The cornea at the front of the eye is the most important structure for focusing light onto the back of the eye (the retina). The crystalline lens in the eye aids in this process by altering its shape to change the focus of the eye from distance to near.
In a normal or emmetropic eye, light rays from a distant source are sharply focused by the cornea and lens onto the retina, resulting in clear distance vision. Emmetropia is achieved when there is a balance between the optical power and the length of the eye, allowing images to be perfectly focused on the retina.

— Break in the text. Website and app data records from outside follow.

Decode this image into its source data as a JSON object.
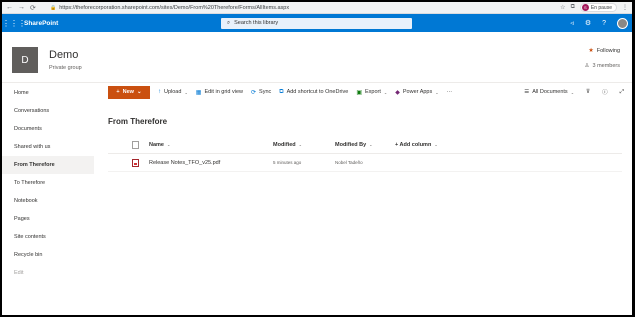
{
  "browser": {
    "url": "https://theforecorporation.sharepoint.com/sites/Demo/From%20Therefore/Forms/AllItems.aspx",
    "profile_initial": "S",
    "profile_status": "En pause"
  },
  "suitebar": {
    "brand": "SharePoint",
    "search_placeholder": "Search this library"
  },
  "site": {
    "logo_letter": "D",
    "title": "Demo",
    "subtitle": "Private group",
    "follow_label": "Following",
    "members_label": "3 members"
  },
  "nav": {
    "items": [
      {
        "label": "Home"
      },
      {
        "label": "Conversations"
      },
      {
        "label": "Documents"
      },
      {
        "label": "Shared with us"
      },
      {
        "label": "From Therefore"
      },
      {
        "label": "To Therefore"
      },
      {
        "label": "Notebook"
      },
      {
        "label": "Pages"
      },
      {
        "label": "Site contents"
      },
      {
        "label": "Recycle bin"
      },
      {
        "label": "Edit"
      }
    ]
  },
  "commands": {
    "new": "New",
    "upload": "Upload",
    "grid": "Edit in grid view",
    "sync": "Sync",
    "shortcut": "Add shortcut to OneDrive",
    "export": "Export",
    "powerapps": "Power Apps",
    "more": "···",
    "view": "All Documents"
  },
  "library": {
    "title": "From Therefore",
    "columns": {
      "name": "Name",
      "modified": "Modified",
      "modified_by": "Modified By",
      "add_column": "+ Add column"
    },
    "rows": [
      {
        "name": "Release Notes_TFO_v25.pdf",
        "modified": "5 minutes ago",
        "modified_by": "Nobel Tadeño"
      }
    ]
  },
  "colors": {
    "suitebar": "#0078d4",
    "new_button": "#ca5010"
  }
}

Refractive errors such as myopia (short-sightedness), hyperopia (long-sightedness) and astigmatism occur when the cornea’s optical power and length of the eye are not aligned, thereby preventing light rays from focusing accurately onto the retina.